▶ **Task brief**: The expected answer is a copy of every line in the listing that has the word "Auto".

▶ **Data**:
——
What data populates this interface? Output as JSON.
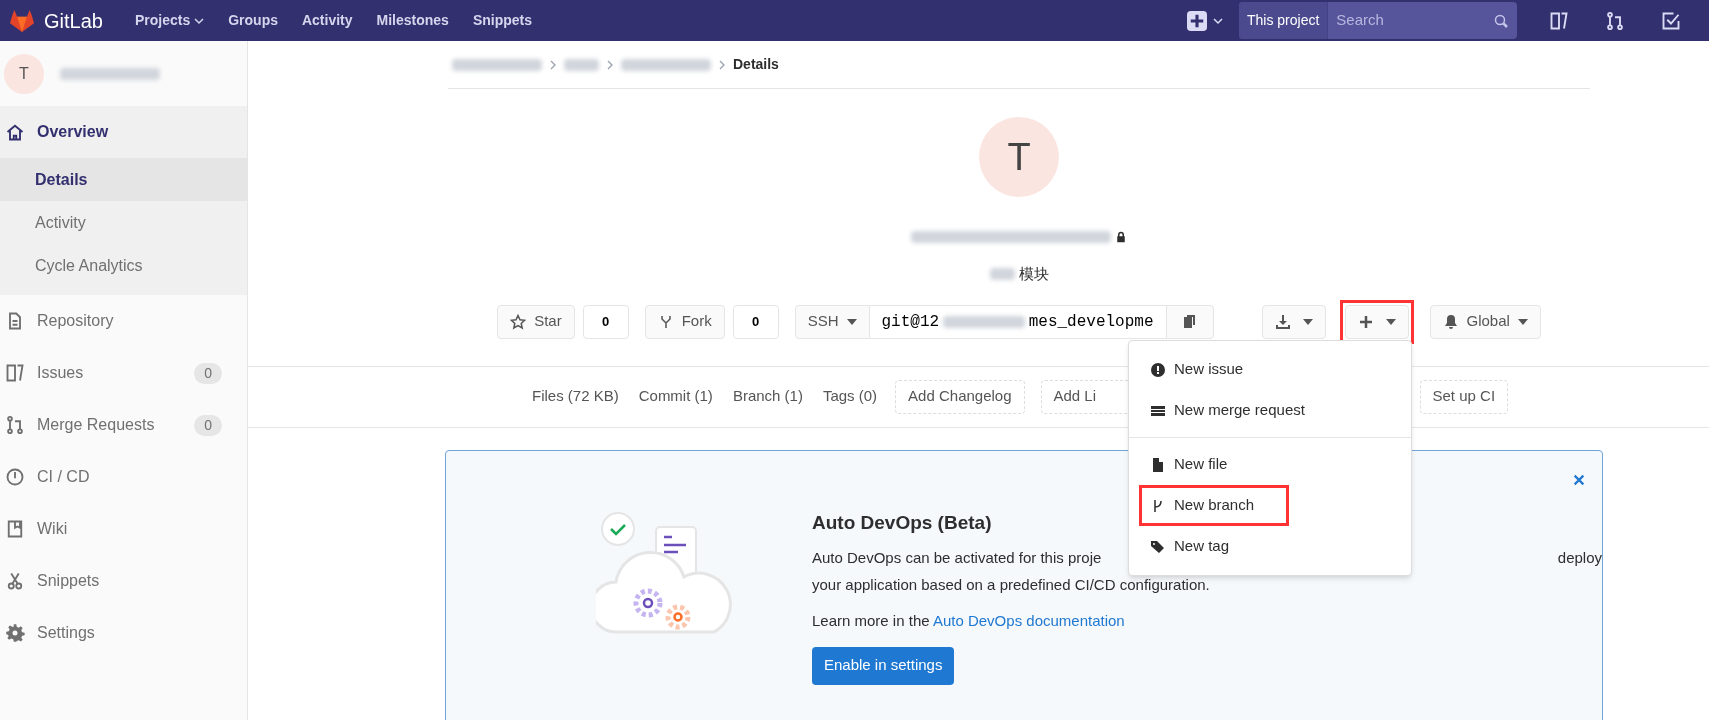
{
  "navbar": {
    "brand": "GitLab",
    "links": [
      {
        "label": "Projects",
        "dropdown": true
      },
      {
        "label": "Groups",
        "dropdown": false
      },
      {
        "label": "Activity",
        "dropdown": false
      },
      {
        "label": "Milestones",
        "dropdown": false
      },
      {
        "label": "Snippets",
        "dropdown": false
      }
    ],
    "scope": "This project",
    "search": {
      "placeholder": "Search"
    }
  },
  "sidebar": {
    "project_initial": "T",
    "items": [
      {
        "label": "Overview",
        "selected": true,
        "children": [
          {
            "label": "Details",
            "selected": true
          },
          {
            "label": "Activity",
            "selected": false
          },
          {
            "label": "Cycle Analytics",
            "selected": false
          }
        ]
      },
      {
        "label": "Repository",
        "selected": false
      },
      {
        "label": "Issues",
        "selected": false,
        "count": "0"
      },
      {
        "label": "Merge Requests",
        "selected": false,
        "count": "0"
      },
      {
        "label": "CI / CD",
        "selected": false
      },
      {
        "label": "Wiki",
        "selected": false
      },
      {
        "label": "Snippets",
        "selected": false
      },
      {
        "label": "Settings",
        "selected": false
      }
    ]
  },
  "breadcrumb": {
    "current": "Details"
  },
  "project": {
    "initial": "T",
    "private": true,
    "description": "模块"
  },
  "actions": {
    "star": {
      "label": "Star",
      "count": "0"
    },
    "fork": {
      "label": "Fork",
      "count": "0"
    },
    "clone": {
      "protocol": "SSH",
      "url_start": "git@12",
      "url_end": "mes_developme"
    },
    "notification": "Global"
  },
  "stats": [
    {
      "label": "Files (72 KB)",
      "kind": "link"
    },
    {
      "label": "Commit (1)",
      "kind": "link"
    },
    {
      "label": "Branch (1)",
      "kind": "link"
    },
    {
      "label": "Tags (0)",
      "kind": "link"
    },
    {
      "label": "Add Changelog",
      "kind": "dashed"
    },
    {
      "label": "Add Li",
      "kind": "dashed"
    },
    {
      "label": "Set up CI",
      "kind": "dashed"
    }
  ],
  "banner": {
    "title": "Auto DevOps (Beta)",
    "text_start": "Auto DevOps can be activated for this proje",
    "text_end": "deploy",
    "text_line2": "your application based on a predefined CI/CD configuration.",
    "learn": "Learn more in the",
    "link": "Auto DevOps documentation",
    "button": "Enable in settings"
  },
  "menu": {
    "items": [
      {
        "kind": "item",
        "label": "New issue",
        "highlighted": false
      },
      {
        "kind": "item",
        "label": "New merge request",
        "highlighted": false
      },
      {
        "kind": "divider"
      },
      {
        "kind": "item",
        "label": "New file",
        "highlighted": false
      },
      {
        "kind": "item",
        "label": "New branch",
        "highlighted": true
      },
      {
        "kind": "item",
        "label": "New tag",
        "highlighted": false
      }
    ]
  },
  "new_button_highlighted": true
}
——
▶ **Solution to this exercise**:
    "title": "Auto DevOps (Beta)",
    "text_start": "Auto DevOps can be activated for this proje",
    "link": "Auto DevOps documentation",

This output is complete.